The argument that the accidental qualities of bread cannot harm the intestine of one who suffers from Celiac disease (due to non-tolerance of gluten in wheat bread) is false. It is of course true that the substance of the bread does not remain after the consecration of the sacred species. However, all the accidents remain, which include not just the exterior appearance, but everything that is subject to the senses and that science can investigate, including the chemical composition. The chemical effects of the gluten on the intestinal wall will consequently still remain, just as much as the appearance and texture of bread, for they are just as accidental to the real nature of what is there as the appearance and texture. Here lies the miracle and the mystery of the Blessed Eucharist. It would be a miracle if the accidental qualities of gluten were not to harm the intestine. Although such miracles can happen, we cannot depend upon such an extraordinary intervention of Almighty God. Consequently, a person who suffers from Celiac disease needs to ask the priest to give him or her a very small portion of the host. It is never allowed to manufacture the host out of rice or a non-wheaten material that does not contain gluten. Such hosts are not valid matter for the Holy Eucharist. [Answered by Fr. Peter R. Scott]
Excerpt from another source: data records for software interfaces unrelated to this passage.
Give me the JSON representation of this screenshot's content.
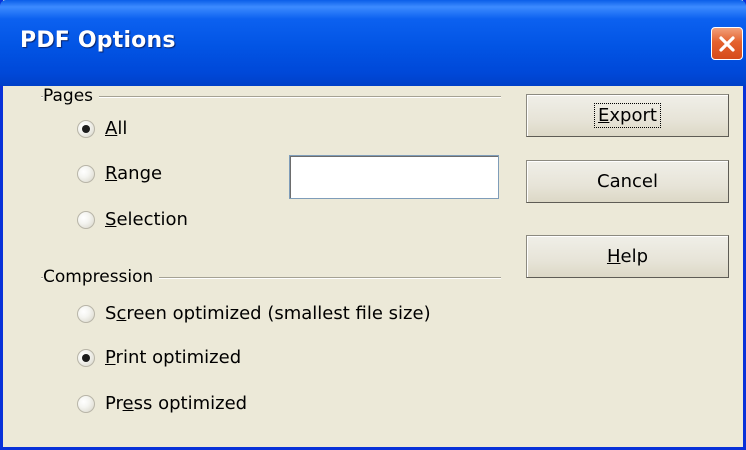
{
  "window": {
    "title": "PDF Options"
  },
  "pages_group": {
    "label": "Pages",
    "options": [
      {
        "pre": "",
        "mnemonic": "A",
        "post": "ll",
        "checked": true
      },
      {
        "pre": "",
        "mnemonic": "R",
        "post": "ange",
        "checked": false
      },
      {
        "pre": "",
        "mnemonic": "S",
        "post": "election",
        "checked": false
      }
    ],
    "range_value": ""
  },
  "compression_group": {
    "label": "Compression",
    "options": [
      {
        "pre": "S",
        "mnemonic": "c",
        "post": "reen optimized (smallest file size)",
        "checked": false
      },
      {
        "pre": "",
        "mnemonic": "P",
        "post": "rint optimized",
        "checked": true
      },
      {
        "pre": "Pr",
        "mnemonic": "e",
        "post": "ss optimized",
        "checked": false
      }
    ]
  },
  "buttons": {
    "export": {
      "pre": "",
      "mnemonic": "E",
      "post": "xport"
    },
    "cancel": {
      "label": "Cancel"
    },
    "help": {
      "pre": "",
      "mnemonic": "H",
      "post": "elp"
    }
  },
  "colors": {
    "titlebar": "#0254e4",
    "dialog_bg": "#ece9d8",
    "close_button": "#e4622e"
  }
}
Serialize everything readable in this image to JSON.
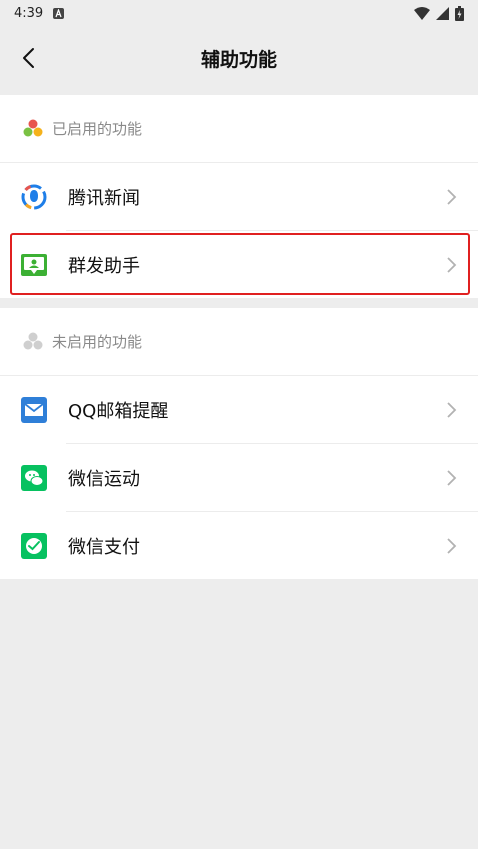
{
  "status_bar": {
    "time": "4:39"
  },
  "nav": {
    "title": "辅助功能"
  },
  "enabled_section": {
    "header": "已启用的功能",
    "items": [
      {
        "label": "腾讯新闻",
        "icon": "tencent-news-icon"
      },
      {
        "label": "群发助手",
        "icon": "mass-send-icon",
        "highlighted": true
      }
    ]
  },
  "disabled_section": {
    "header": "未启用的功能",
    "items": [
      {
        "label": "QQ邮箱提醒",
        "icon": "qq-mail-icon"
      },
      {
        "label": "微信运动",
        "icon": "wechat-sport-icon"
      },
      {
        "label": "微信支付",
        "icon": "wechat-pay-icon"
      }
    ]
  },
  "colors": {
    "background": "#ededed",
    "highlight_border": "#e02020",
    "wechat_green": "#07c160",
    "mail_blue": "#2f7fd8"
  }
}
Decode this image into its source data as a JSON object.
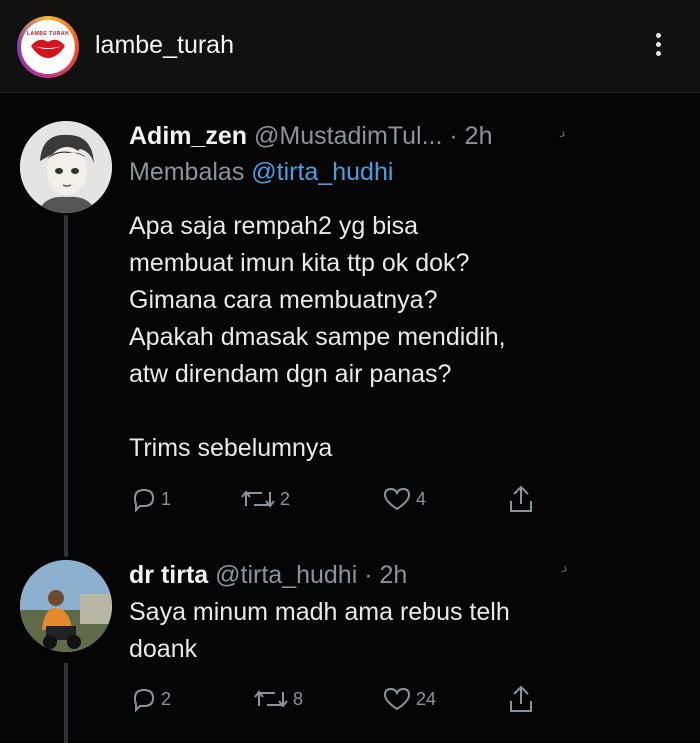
{
  "header": {
    "username": "lambe_turah",
    "avatar_text": "LAMBE TURAH"
  },
  "tweets": [
    {
      "name": "Adim_zen",
      "handle": "@MustadimTul...",
      "time": "· 2h",
      "reply_prefix": "Membalas",
      "reply_to": "@tirta_hudhi",
      "text": "Apa saja rempah2 yg bisa\nmembuat imun kita ttp ok dok?\nGimana cara membuatnya?\nApakah dmasak sampe mendidih,\natw direndam dgn air panas?\n\nTrims sebelumnya",
      "replies": "1",
      "retweets": "2",
      "likes": "4"
    },
    {
      "name": "dr tirta",
      "handle": "@tirta_hudhi",
      "time": "· 2h",
      "text": "Saya minum madh ama rebus telh\ndoank",
      "replies": "2",
      "retweets": "8",
      "likes": "24"
    }
  ],
  "colors": {
    "background": "#000000",
    "handle_gray": "#8b949b",
    "mention_blue": "#4a9fdf"
  }
}
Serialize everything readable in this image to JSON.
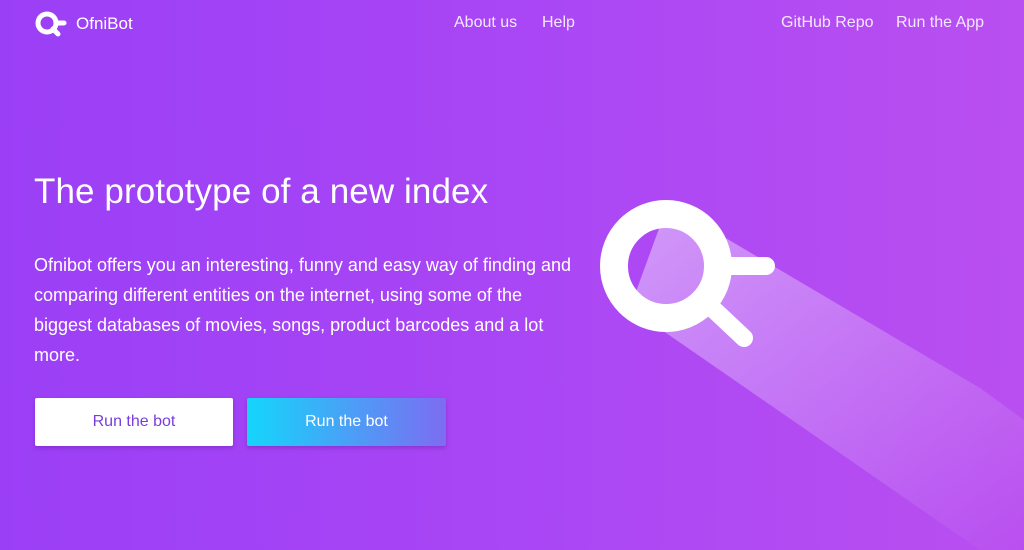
{
  "brand": {
    "name": "OfniBot",
    "logo_icon": "search-logo-icon"
  },
  "nav": {
    "about": "About us",
    "help": "Help",
    "github": "GitHub Repo",
    "run_app": "Run the App"
  },
  "hero": {
    "title": "The prototype of a new index",
    "description": "Ofnibot offers you an interesting, funny and easy way of finding and comparing different entities on the internet, using some of the biggest databases of movies, songs, product barcodes and a lot more.",
    "primary_button": "Run the bot",
    "secondary_button": "Run the bot",
    "illustration_icon": "magnifier-icon"
  },
  "colors": {
    "background_start": "#9b3ff6",
    "background_end": "#b94ff0",
    "primary_button_text": "#7a3ddb",
    "secondary_button_start": "#14d6fb",
    "secondary_button_end": "#7d6cf2"
  }
}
I am ONLY talking about the Catholic Church. The Catholic teaching is different from most protestant teachings in the meaning of Holy Communion. When I speak of church doctrine, I am only speaking of the doctrine that relates to the Catholic Church. I was a protestant for years. In my non-denominational church, I really don't think there would have been ANY problem with the matter of the "bread." They could have easily used a gluten-free bread for communion. That is simply no the case based on Catholic Doctrine. The teachings are simply different for different churches. I am saying for Catholics, they have really three choices. They can just take the precious blood, which is the body and blood of Jesus every bit as much as the host. They are not "missing anything" by not taking the hose. They could use a very low-gluten host that is available. Or, they could take their chances with the regular host, which I don't think would be the wisest choice. They might even be able to take a fraction of the low-gluten host if that were possible. Even one crumb, is the same as the whole....
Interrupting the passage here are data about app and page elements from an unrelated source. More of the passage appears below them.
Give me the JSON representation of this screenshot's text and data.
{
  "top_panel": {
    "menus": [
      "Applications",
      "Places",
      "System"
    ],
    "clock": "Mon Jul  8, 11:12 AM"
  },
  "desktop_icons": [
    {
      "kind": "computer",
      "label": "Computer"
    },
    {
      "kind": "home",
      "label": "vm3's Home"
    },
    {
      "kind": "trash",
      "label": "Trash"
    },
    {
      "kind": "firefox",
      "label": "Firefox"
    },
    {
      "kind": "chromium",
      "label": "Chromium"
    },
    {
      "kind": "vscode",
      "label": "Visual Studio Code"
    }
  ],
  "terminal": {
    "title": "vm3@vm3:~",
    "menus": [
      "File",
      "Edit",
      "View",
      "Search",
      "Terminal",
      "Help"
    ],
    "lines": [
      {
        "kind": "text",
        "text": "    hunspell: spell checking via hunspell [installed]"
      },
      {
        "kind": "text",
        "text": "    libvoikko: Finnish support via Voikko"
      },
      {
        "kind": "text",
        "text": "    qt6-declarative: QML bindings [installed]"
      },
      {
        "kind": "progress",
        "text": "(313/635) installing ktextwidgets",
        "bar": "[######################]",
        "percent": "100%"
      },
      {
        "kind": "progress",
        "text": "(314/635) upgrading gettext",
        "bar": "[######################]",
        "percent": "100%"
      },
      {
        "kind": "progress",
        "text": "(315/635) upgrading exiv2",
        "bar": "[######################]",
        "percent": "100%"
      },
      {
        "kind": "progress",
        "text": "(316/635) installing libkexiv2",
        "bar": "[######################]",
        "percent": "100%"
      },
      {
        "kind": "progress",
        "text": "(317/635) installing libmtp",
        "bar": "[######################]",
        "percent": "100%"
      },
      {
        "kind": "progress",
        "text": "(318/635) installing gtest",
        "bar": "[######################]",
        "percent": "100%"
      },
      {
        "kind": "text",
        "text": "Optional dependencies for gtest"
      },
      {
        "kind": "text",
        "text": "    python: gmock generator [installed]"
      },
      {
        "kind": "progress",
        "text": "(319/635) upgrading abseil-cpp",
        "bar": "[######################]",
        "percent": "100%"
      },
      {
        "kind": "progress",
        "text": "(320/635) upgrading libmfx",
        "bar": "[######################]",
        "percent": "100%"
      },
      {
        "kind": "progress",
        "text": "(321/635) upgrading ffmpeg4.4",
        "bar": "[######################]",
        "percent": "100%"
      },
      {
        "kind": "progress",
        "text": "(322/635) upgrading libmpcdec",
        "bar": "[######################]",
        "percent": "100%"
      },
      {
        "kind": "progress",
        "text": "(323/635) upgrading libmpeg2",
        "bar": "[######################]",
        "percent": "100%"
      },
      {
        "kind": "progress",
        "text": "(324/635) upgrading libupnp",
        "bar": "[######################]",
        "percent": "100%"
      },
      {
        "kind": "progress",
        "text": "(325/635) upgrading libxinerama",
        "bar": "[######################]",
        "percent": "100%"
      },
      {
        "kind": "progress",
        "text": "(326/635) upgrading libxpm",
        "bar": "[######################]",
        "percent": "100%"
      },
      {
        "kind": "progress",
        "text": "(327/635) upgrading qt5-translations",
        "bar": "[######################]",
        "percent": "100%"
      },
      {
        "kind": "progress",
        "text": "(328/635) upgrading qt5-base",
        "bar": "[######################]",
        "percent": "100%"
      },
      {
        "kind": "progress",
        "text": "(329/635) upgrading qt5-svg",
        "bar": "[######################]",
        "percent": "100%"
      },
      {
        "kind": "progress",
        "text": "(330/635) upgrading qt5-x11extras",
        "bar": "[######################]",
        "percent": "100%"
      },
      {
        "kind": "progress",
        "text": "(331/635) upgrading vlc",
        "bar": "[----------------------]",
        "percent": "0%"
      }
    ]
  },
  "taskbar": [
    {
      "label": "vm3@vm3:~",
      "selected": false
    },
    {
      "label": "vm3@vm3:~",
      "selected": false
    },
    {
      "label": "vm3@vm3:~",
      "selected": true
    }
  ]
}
Where as you say the Church has problems with Celiacs, I think you have a problem with Church teachings. The bottom line is that the "matter" of the bread and wine during communion DO matter! A simple matter of researching church teaching for the last 2000 years will explain why. The church can't just change because some people can't take gluten. The fact is that celiacs can easily receive the body and blood of Jesus through the precious blood. That to me is simple enough. I really don't see why it is such a problem.
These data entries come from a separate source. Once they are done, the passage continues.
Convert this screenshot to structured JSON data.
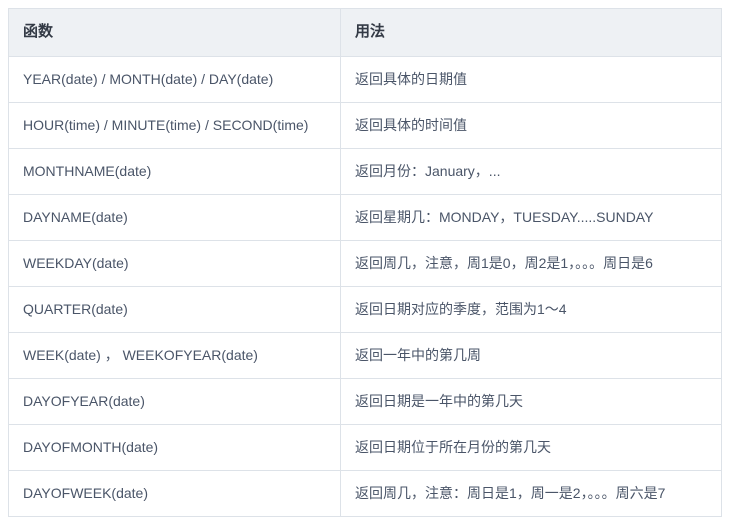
{
  "table": {
    "headers": [
      "函数",
      "用法"
    ],
    "rows": [
      {
        "fn": "YEAR(date) / MONTH(date) / DAY(date)",
        "usage": "返回具体的日期值"
      },
      {
        "fn": "HOUR(time) / MINUTE(time) / SECOND(time)",
        "usage": "返回具体的时间值"
      },
      {
        "fn": "MONTHNAME(date)",
        "usage": "返回月份：January，..."
      },
      {
        "fn": "DAYNAME(date)",
        "usage": "返回星期几：MONDAY，TUESDAY.....SUNDAY"
      },
      {
        "fn": "WEEKDAY(date)",
        "usage": "返回周几，注意，周1是0，周2是1，。。。周日是6"
      },
      {
        "fn": "QUARTER(date)",
        "usage": "返回日期对应的季度，范围为1～4"
      },
      {
        "fn": "WEEK(date) ， WEEKOFYEAR(date)",
        "usage": "返回一年中的第几周"
      },
      {
        "fn": "DAYOFYEAR(date)",
        "usage": "返回日期是一年中的第几天"
      },
      {
        "fn": "DAYOFMONTH(date)",
        "usage": "返回日期位于所在月份的第几天"
      },
      {
        "fn": "DAYOFWEEK(date)",
        "usage": "返回周几，注意：周日是1，周一是2，。。。周六是7"
      }
    ]
  }
}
I have never heard the "Catholic Church" calling celiac scandalous. They have provided options for Celiacs. Please tell me where you are getting that...
What is scandalous, to me, is that children aren't tested. 1 out of 100 is a VERY high number. Not only is it not routinely tested for, but as this board clearly demonstrates, when people WANT to be tested, it isn't readily available.
My Gastro said he pretty much ruled out Celiac because the TTg was negative and the antigliadin IGA was negative (zero in fact). The Antigliadin IGG was 21 where 0-9 was normal. He had me do the barium test and the 72 hour fecal fat test. (HORRID test). That showed 15.4 where (0-6) is normal, so I showed for malabsorption.
So anyway, here is the interesting part, I called a celiac helpline which is connected to Chicago University. They told me that having an absolute 0 for the antigliadin IGA test is a red flag for total IGA deficiency. So anyway, I thought I would pass that along.
I was also wondering what other people had for their Antigliadin IGA score. Is it really that rare to be 0?